Many locals became familiar with the W Hotel because of Beach, a trendy rooftop bar known for its heated white-sand floor that makes visitors want to take off their shoes and wiggle their toes. Some stop in just for the treatments at the Away Spa, which offers massages, facials and the new Metro Man line of services. Morning workouts can be accomplished at Sweat, the fitness center; Rice, a casual, chic restaurant adjoining the hotel, serves global cuisine. The hotel devotes 5,000 square feet to business space.
There are 261 guestrooms, but when it comes to room 1910, the “W” refers to the 1,200-square-foot Extreme Wow Suite. The living area features bamboo floors, white leather couches and a plasma TV with Bose surround-sound. There’s a separate business suite equipped with a computer, printer and leather chaise lounge. Look up to see the monochromatic blue print of a naked swimmer on the ceiling.
In the bedroom, floor-to-ceiling windows provide the backdrop for the king-size bed, piled high with white linens and surrounded by an organza curtain that falls from a circular ceiling track. The Wow appeal skyrockets in the bathroom, with a Jacuzzi tub for two and a custom spout built into the ceiling that pours a single stream of splash-free water into the tub.
An example of the hotel’s “Whatever, whenever” service policy: A guest who was smitten with a young woman approached the concierge desk. The man asked the concierge to go out and buy the lady whatever she wanted. She wanted a silver TAG Heuer watch, so the concierge grabbed a cab, raced to a jewelry store, bought the watch and delivered it in 30 minutes.
421 West B Street, 619-398-3100; starwoodhotels.com
$279 to $3,000
The $85 million hotel The Ivy is scheduled to open its 159 guestrooms in mid-May. Powerstrip Studio, a team of former Hollywood set designers, has designed the rooms, with amenities that include private butler service.
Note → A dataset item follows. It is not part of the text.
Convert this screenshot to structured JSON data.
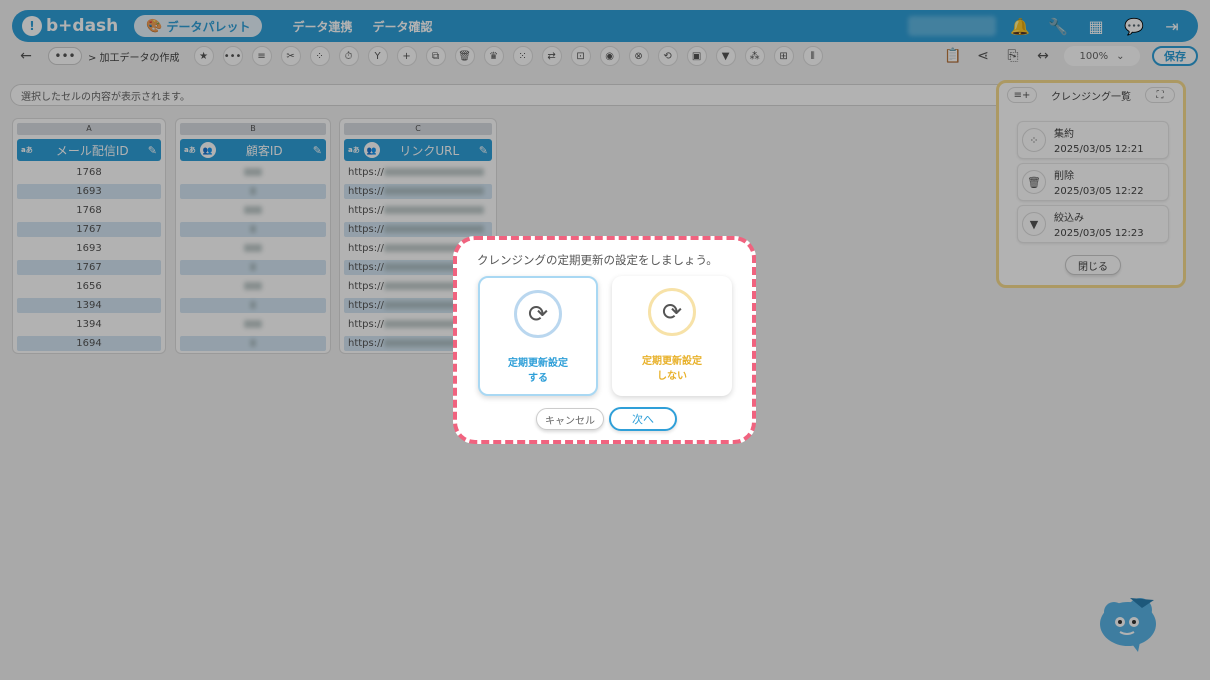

The Envy nightclub will have four levels, and the Eden rooftop bar will include a pool, sundeck and lounge.
845 Sixth Avenue, 619-814-1000; ivyhotel.com
$450 to $3,000 per night
THE HARD ROCK HOTEL
The motto here: “Status quo? Hell, no.” Guests will be treated like rock stars in 420 rooms that are actually individually owned condominiums, set to open in the fall. There are 17 rock star suites, some equipped with bars, pianos, even electric guitars. There will be a Sky Deck on the fourth floor, a Rock Spa, health club and an outdoor pool.
207 Fifth Avenue, 619-702-3000; hardrockhotelsd.com
$250 to $3,000